Image_1_Arabidopsis PCaP2 Functions as a Linker Between ABA and SA Signals in Plant Water Deficit Tolerance.tif
Water stress has a major influence on plant growth, development, and productivity. However, the cross-talk networks involved in drought tolerance are not well understood. Arabidopsis PCaP2 is a plasma membrane-associated Ca2+-binding protein. In this study, we employ qRT-PCR and β-glucuronidase (GUS) histochemical staining to demonstrate that PCaP2 expression was strongly induced in roots, cotyledons, true leaves, lateral roots, and whole plants under water deficit conditions. Compared with the wild type (WT) plants, PCaP2-overexpressing (PCaP2-OE) plants displayed enhanced water deficit tolerance in terms of seed germination, seedling growth, and plant survival status. On the contrary, PCaP2 mutation and reduction via PCaP2-RNAi rendered plants more sensitive to water deficit. Furthermore, PCaP2-RNAi and pcap2 seedlings showed shorter root hairs and lower relative water content compared to WT under normal conditions and these phenotypes were exacerbated under water deficit. Additionally, the expression of PCaP2 was strongly induced by exogenous abscisic acid (ABA) and salicylic acid (SA) treatments.
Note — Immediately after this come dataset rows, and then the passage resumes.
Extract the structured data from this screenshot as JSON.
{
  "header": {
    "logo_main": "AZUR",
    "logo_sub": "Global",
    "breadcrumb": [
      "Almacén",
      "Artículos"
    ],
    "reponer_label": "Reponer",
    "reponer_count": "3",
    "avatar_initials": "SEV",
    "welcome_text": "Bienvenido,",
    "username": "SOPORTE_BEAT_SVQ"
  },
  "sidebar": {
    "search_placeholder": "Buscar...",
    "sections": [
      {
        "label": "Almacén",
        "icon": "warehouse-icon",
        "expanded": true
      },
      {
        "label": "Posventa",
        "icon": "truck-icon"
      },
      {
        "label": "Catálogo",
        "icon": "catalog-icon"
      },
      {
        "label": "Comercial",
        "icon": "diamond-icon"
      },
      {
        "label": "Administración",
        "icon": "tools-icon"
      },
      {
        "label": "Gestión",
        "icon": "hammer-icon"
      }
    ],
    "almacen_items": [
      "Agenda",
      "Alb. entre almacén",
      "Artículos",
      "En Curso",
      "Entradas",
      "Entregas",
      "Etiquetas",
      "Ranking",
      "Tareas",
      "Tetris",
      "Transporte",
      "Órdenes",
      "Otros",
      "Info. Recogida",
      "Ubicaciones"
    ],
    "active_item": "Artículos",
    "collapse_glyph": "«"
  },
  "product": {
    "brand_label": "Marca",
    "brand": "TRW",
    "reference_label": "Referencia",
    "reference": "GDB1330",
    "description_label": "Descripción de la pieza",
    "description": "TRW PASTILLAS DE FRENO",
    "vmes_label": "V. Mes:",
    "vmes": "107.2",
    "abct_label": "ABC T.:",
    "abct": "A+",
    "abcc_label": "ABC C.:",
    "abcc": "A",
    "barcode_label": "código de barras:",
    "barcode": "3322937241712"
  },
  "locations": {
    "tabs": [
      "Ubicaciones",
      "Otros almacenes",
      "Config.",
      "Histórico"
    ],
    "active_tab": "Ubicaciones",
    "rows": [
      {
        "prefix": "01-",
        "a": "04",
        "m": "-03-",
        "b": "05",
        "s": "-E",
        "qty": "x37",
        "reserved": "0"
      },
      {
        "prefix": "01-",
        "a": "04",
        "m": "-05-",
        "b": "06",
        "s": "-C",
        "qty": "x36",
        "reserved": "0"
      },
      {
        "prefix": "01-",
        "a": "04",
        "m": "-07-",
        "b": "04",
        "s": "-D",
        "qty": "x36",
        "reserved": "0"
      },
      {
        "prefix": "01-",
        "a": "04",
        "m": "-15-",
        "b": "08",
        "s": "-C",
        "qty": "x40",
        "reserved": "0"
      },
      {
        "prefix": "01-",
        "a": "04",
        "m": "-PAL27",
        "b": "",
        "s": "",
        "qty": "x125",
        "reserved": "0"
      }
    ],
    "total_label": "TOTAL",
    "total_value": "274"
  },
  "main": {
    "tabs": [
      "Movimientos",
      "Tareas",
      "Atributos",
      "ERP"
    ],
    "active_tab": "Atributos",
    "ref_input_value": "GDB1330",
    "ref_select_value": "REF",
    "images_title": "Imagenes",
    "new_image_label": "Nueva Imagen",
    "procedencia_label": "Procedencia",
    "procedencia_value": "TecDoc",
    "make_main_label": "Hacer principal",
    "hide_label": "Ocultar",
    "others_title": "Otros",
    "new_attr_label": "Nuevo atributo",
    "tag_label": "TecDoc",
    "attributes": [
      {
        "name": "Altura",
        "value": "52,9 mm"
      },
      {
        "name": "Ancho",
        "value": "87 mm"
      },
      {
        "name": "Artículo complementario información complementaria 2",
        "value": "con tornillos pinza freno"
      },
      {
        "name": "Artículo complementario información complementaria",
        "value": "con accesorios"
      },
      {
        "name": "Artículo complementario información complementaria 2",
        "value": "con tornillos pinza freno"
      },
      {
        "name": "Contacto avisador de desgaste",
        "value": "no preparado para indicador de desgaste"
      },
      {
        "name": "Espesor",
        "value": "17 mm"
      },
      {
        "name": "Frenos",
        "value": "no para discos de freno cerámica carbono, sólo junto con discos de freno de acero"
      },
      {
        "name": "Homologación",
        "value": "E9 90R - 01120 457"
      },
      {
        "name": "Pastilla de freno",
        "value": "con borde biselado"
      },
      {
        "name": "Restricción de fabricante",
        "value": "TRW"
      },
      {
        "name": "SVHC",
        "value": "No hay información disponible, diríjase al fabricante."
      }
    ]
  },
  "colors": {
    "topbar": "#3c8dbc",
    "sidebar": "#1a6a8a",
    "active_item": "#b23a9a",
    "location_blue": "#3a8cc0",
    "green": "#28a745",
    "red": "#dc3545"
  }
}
PCaP2-OE plants showed insensitive to exogenous ABA and SA treatments, in contrast to the susceptible phenotypes of pcap2 and PCaP2-RNAi. It is well-known that SNF1-related kinase 2s (SnRK2s) and pathogenesis-related (PRs) are major factors that influence plant drought tolerance by ABA- and SA-mediated pathways, respectively. Interestingly, PCaP2 positively regulated the expression of drought-inducible genes (RD29A, KIN1, and KIN2), ABA-mediated drought responsive genes (SnRK2.2, -2.3, -2.6, ABF1, -2, -3, -4), and SA-mediated drought responsive genes (PR1, -2, -5) under water deficit, ABA, or SA treatments. Taken together, our results showed that PCaP2 plays an important and positive role in Arabidopsis water deficit tolerance by involving in response to both ABA and SA signals and regulating root hair growth. This study provides novel insights into the underlying cross-talk mechanisms of plants in response to water deficit stress.